About A Boy (TV Review)

About A Boy (TV Review)

Nick Hornby writes some good books. They provide escape, along with a slice of real life, with characters that are undeniably easy to relate to, and are often stuck behind their own rules and foibles, forced to grow up at some point in their lives.

It has been many years since I read About A Boy, or saw the film version that served as an excellent adaptation, with Hugh Grant in the starring role.

aboutAlong comes a TV series, based on the same concept as the original novel and the film that followed it.

I had not heard much, if anything, about this series, but when it popped up on Netflix, I gave it a shot, with very little expectation.

But, in the first 12 episodes, About A Boy proves itself to be a very worthy TV series. It is fun, interesting, full of solid characters, and even manages to tug at the heartstrings a little bit.

The story is virtually the same as the source material. This time, Will is neighbors with Marcus and his odd mother, and they become friends as the show progresses. Eventually, Marcus has become an important part of Will’s life, and one that is powerful enough to affect his decisions. At first, this is not a problem for Will, as he likes spending time with the kid, primarily because it allows him to be a kid himself. Marcus is an oddball, and needs a male influence in his life, as his father works in Antarctica with penguins. Despite the best intentions of his mother, he needs someone normal who can help guide him through life, how to be a little bit cooler, and how to break free of the often Norma Bates-like hold she has on his life.

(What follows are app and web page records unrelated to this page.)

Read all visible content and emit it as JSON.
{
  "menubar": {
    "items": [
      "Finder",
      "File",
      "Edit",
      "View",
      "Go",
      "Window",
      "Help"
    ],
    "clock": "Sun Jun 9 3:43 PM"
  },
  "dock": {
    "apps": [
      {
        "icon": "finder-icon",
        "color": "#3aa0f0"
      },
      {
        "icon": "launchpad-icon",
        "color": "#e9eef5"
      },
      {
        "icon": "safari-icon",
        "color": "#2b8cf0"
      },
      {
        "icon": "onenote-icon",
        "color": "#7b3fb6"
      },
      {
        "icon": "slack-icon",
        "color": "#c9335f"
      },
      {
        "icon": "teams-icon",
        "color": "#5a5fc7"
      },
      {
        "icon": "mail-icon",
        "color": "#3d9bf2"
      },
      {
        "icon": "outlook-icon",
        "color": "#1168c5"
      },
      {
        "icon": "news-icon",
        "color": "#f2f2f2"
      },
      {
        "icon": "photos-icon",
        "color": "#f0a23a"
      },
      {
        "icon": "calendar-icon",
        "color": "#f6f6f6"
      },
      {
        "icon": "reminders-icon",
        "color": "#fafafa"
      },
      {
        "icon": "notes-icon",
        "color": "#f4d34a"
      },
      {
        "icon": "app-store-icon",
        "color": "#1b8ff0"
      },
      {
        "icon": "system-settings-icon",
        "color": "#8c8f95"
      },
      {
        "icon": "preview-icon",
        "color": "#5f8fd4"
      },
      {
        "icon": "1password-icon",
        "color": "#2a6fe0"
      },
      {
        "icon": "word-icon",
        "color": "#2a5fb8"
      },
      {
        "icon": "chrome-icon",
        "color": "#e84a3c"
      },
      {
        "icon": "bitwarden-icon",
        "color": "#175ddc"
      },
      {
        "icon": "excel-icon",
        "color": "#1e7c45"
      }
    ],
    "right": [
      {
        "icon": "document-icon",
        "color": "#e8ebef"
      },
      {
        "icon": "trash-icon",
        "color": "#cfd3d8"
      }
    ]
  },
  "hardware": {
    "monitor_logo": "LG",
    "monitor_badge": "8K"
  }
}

Things begin to change when Will meets Dr. Sam, a woman who literally checks all the boxes of everything he had dreamed about in a woman. For the first time, Will truly cares about someone, and he knows that she is going to change his life. Will is forced to look at his life, and how he wants to live it. Does he want to continue to be a man-child? Does he want to remain as the fatherly influence in Marcus’ life? Or does he want to carve out his own path with Sam, who even to viewers, comes across as pretty much the perfect woman. It doesn’t hurt that she is played by the gorgeous Adrianne Padlicki, who we know from the TV version of Friday Night Lights.

about3This debate that Will is faced with provides us with the heartwarming moments of the series, and it is done well enough to truly enjoy, without getting too sappy, or too cheesy.

The cast of the show is solid across the board. David Walton is strong as Will, being goofy enough that we believe he doesn’t want to grow up, and charming enough to understand that he can be successful enough with women, and be able to get a great catch like Dr. Sam. Minnie Driver (remember her!?!) plays the overbearing mother, and Marcus is played by Benjamin Stockman. As often annoying as kids can be on the screen, Stockman plays the role well, being perfectly awkward in all of the situations he is thrown in to.

About A Boy is worth a watch. It is great that there is no laugh track, and it doesn’t feel like it is trying too hard. It is not focused on being a pure comedy, and not completely focused on being a drama. It does a good job of blending both elements, and it makes it come across as pretty natural, and easy to watch. A short first season makes it a perfect nominee for a good old fashioned Netflix binge watch.

For fans of the book or the film, the TV series will not be a disappointment. It stays pretty true to the origins of the story, and doesn’t veer far enough to alienate any fans. While the same kind of wit may not be there as there were in the British novel or British TV show, but it felt like it was a little more emotionally touching than the first two versions.

The series hooked me enough that I am curious to see what they are going to do with a second season, if there is one (as planned).

I would recommend checking out About A Boy.